[Material to process — start]
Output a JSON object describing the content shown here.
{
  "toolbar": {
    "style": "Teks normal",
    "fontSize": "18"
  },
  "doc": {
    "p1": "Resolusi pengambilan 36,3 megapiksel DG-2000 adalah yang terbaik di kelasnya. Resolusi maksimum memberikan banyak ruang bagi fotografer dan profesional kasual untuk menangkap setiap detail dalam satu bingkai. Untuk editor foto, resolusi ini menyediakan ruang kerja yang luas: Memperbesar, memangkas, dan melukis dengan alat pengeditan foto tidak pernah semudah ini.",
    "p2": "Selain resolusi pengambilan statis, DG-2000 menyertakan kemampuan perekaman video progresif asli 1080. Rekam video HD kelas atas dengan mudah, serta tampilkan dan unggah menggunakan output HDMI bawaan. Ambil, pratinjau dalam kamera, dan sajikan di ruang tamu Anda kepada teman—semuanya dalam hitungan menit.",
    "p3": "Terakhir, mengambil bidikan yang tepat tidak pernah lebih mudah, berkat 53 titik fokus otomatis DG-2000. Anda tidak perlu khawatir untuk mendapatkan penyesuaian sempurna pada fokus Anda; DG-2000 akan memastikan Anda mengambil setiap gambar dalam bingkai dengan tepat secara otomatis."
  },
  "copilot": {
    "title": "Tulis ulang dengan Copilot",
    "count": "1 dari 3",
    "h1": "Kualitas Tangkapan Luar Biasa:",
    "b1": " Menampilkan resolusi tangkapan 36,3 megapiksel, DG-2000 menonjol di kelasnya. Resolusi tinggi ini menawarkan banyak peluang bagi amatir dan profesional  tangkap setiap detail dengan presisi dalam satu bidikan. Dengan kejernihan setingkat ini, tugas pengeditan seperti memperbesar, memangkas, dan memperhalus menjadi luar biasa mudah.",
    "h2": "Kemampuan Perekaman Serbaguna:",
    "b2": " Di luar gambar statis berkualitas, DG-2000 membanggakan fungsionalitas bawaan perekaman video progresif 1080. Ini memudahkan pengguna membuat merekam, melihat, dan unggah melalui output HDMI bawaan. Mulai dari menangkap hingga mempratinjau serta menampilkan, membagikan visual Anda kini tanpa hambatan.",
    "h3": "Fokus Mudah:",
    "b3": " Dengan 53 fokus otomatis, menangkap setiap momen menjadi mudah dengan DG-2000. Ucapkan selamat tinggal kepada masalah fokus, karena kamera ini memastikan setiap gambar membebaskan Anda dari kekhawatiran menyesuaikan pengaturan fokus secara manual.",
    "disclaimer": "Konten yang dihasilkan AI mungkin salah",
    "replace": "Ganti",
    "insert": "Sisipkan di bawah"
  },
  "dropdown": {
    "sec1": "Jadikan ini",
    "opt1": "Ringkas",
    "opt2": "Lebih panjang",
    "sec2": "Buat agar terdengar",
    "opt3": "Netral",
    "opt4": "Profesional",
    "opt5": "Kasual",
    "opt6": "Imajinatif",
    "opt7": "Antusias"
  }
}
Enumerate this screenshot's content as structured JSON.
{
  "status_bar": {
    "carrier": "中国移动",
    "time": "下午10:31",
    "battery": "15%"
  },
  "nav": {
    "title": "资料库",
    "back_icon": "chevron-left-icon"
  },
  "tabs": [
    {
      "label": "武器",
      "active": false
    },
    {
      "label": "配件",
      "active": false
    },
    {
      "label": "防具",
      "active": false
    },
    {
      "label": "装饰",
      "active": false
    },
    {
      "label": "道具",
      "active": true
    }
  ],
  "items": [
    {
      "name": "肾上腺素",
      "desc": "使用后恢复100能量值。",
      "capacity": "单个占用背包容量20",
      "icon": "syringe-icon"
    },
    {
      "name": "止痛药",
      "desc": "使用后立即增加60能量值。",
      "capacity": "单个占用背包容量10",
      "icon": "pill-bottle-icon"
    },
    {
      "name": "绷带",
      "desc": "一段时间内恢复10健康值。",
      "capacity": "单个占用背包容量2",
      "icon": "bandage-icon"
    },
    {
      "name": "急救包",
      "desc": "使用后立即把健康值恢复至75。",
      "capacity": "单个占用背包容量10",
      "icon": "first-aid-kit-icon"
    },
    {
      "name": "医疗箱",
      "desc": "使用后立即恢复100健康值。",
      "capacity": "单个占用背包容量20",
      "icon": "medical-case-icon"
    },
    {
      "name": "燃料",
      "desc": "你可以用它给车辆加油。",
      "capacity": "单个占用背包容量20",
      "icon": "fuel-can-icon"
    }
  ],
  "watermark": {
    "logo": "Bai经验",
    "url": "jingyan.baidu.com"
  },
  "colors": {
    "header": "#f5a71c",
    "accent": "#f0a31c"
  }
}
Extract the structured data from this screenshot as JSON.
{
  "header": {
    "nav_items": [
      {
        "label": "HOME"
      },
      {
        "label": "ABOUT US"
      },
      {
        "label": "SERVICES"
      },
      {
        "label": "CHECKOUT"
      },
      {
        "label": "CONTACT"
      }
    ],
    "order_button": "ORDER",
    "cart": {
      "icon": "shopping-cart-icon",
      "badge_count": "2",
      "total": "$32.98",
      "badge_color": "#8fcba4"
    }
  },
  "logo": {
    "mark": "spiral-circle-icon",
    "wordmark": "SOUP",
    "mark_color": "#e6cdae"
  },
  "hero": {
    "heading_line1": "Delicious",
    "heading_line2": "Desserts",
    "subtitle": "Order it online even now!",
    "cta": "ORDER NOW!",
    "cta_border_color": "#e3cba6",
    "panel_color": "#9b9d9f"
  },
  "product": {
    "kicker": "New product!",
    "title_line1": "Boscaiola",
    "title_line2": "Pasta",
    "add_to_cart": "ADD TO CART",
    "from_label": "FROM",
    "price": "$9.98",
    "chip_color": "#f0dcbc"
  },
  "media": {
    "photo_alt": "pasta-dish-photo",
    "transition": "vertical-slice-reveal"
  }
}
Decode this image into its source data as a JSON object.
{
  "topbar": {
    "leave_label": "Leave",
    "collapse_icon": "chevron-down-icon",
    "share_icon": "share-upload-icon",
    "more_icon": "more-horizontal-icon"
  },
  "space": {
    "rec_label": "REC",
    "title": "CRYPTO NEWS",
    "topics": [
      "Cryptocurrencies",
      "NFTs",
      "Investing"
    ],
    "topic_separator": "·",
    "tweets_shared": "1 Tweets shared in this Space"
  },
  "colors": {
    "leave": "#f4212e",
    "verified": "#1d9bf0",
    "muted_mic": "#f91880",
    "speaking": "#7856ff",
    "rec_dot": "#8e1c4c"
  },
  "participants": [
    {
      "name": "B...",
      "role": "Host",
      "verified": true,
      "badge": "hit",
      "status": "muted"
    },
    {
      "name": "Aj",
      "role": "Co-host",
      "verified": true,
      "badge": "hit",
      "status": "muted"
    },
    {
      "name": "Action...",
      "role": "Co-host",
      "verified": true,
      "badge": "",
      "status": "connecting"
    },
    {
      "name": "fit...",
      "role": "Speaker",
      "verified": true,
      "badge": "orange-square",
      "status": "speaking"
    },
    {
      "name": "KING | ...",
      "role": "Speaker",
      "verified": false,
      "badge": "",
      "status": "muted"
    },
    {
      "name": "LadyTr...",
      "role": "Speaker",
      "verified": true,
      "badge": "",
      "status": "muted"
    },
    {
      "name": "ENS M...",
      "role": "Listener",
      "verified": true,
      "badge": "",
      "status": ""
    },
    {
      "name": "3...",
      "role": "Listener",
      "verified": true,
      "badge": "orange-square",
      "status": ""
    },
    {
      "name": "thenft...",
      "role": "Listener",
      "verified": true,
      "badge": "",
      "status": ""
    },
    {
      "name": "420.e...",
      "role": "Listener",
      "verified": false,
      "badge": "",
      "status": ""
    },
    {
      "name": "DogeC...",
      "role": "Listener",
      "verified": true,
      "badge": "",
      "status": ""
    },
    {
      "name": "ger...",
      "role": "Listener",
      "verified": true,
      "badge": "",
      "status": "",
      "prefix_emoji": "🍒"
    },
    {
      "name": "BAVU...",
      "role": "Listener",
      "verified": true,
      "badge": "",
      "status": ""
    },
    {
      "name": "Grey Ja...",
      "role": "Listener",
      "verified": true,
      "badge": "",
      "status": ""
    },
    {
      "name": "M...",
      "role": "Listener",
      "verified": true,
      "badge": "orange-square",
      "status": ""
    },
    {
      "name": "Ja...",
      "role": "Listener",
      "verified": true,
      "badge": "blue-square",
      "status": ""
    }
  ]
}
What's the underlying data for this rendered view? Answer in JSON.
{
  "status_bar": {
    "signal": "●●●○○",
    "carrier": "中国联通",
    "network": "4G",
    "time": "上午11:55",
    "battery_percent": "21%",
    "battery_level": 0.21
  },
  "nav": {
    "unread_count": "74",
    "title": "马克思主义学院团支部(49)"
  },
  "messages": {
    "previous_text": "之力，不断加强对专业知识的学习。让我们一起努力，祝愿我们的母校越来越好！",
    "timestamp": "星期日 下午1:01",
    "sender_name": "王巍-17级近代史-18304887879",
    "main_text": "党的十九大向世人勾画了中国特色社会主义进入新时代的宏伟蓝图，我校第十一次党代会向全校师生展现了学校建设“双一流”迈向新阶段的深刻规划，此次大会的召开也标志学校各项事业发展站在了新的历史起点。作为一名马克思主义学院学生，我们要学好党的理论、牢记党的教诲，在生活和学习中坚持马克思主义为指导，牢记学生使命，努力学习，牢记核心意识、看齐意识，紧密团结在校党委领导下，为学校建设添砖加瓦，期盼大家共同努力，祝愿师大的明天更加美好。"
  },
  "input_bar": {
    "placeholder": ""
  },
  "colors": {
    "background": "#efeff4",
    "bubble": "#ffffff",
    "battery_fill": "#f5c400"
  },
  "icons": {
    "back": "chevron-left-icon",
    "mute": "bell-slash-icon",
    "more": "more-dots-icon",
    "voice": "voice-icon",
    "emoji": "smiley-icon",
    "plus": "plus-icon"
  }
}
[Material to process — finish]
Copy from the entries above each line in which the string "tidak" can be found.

    "p1": "Resolusi pengambilan 36,3 megapiksel DG-2000 adalah yang terbaik di kelasnya. Resolusi maksimum memberikan banyak ruang bagi fotografer dan profesional kasual untuk menangkap setiap detail dalam satu bingkai. Untuk editor foto, resolusi ini menyediakan ruang kerja yang luas: Memperbesar, memangkas, dan melukis dengan alat pengeditan foto tidak pernah semudah ini.",
    "p3": "Terakhir, mengambil bidikan yang tepat tidak pernah lebih mudah, berkat 53 titik fokus otomatis DG-2000. Anda tidak perlu khawatir untuk mendapatkan penyesuaian sempurna pada fokus Anda; DG-2000 akan memastikan Anda mengambil setiap gambar dalam bingkai dengan tepat secara otomatis."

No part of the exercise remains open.